Restaurant Recovery? It Depends on the Region
How’s that restaurant recovery coming along? It depends on what region of the country we’re talking about. As the NPD Group says in a recent report: Geography matters when it comes to pandemic recovery for U.S. restaurant chains.
“I often get the question, when will the U.S. restaurant industry improve, and part of the answer is one market at a time,” said David Portalatin, NPD food industry advisor and author of Eating Patterns in America. “My advice to restaurant operators, foodservice distributors and manufacturers is to have a national view but act locally.”
According to the market researcher, several factors — like pandemic-related restaurant restrictions, the closing or opening of units and even the weather — can impact restaurant chain customer transactions in a specific market area. For example, restaurant chain customer transaction declines in the Dallas-Fort Worth area improved from double-digit declines last year to -4% in May 2021 compared to May 2019, a pre-pandemic basis of comparison. Dallas-Fort Worth ranks in the top 10 markets to recover from the steep customer transaction declines caused by the pandemic last year.
In addition to Texas lifting COVID restaurant restrictions in March, the Dallas-Fort Worth area’s May customer transactions reflect new restaurant units opening and a 10% increase in fast-casual chain transactions compared to a year ago, according to NPD’s CREST Performance Alerts, which provides a quick weekly view of chain-specific transactions and share trends for 75 quick-service, fast-casual, midscale and casual-dining chains representing 53% of the commercial restaurant traffic in the U.S.
In addition to the Dallas-Fort Worth market, NPD said other top market areas showing improvements in restaurant chain customer transaction declines in May are Atlanta, Salt Lake City, Orlando and Birmingham, Ala. All these markets are in areas where restaurant restrictions had been eased or lifted as of May, and fast-casual chain customer transactions grew.

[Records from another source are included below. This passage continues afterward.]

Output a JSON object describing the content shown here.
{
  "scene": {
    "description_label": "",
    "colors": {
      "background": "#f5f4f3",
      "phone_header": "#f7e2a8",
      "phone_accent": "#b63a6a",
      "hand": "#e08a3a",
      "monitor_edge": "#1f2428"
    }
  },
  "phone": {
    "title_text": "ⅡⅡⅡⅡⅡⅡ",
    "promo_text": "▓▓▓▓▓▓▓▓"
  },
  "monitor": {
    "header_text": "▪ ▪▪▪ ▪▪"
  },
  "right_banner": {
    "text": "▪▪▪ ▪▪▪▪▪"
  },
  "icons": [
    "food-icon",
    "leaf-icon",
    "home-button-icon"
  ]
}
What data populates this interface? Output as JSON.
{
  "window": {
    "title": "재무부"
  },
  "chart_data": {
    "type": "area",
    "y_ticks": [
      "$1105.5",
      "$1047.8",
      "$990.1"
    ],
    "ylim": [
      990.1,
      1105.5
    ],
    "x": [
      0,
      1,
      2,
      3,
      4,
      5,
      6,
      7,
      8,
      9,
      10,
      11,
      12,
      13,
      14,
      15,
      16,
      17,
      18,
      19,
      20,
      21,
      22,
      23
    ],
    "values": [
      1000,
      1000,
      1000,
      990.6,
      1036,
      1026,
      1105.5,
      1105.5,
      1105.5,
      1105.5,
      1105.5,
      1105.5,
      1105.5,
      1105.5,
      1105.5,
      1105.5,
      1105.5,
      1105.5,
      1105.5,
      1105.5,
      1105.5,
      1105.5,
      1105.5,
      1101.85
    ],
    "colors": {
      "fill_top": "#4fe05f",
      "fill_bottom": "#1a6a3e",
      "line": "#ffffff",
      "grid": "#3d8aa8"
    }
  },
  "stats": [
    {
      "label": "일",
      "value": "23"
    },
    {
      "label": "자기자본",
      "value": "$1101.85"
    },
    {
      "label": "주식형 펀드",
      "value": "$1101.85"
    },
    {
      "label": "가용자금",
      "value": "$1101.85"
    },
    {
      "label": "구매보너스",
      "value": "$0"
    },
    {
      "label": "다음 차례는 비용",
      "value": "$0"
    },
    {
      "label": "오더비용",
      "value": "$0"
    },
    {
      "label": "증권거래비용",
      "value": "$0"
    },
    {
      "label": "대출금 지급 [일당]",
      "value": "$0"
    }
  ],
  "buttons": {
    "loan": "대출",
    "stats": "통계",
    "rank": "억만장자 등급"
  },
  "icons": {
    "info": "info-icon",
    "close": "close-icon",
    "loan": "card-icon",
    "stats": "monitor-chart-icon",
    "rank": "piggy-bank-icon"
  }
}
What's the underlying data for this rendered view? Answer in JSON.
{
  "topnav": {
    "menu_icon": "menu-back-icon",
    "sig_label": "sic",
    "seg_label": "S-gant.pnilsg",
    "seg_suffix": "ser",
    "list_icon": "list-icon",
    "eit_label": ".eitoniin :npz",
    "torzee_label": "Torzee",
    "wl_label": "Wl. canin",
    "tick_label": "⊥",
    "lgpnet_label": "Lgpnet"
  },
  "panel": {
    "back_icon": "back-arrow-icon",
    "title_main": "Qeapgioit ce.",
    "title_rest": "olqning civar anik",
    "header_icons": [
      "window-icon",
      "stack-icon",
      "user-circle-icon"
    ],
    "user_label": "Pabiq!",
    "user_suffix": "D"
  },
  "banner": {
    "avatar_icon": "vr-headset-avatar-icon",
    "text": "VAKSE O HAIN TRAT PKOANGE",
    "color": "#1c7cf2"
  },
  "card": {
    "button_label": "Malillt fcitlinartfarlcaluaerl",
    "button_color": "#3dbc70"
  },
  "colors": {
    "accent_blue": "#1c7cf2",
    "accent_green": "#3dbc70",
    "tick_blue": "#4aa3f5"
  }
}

The recent increases in fast-casual chain restaurant transactions were an improvement from the beginning of the pandemic when fast-casual restaurants didn’t do as well as traditional quick-service restaurants, according to NPD. Traditional quick-service restaurants were well-equipped before the pandemic to handle off-premises operations like carry out, delivery and drive-thru.
Most fast-casual chains, which relied more heavily on dine-in and didn’t have drive-thru operations, were not. As fast-casual chains quickly pivoted to focus on off-premises operations and restrictions were eased, their situation improved, NPD said. In May 2021, total U.S. fast-casual chain customer transactions increased by 2% compared to May 2019, and customer transactions grew over the May 2019 levels in 30 of the top 50 markets.
Total U.S. restaurant chain customer transactions across all segments declined by 9% in May 2021 compared to May 2019.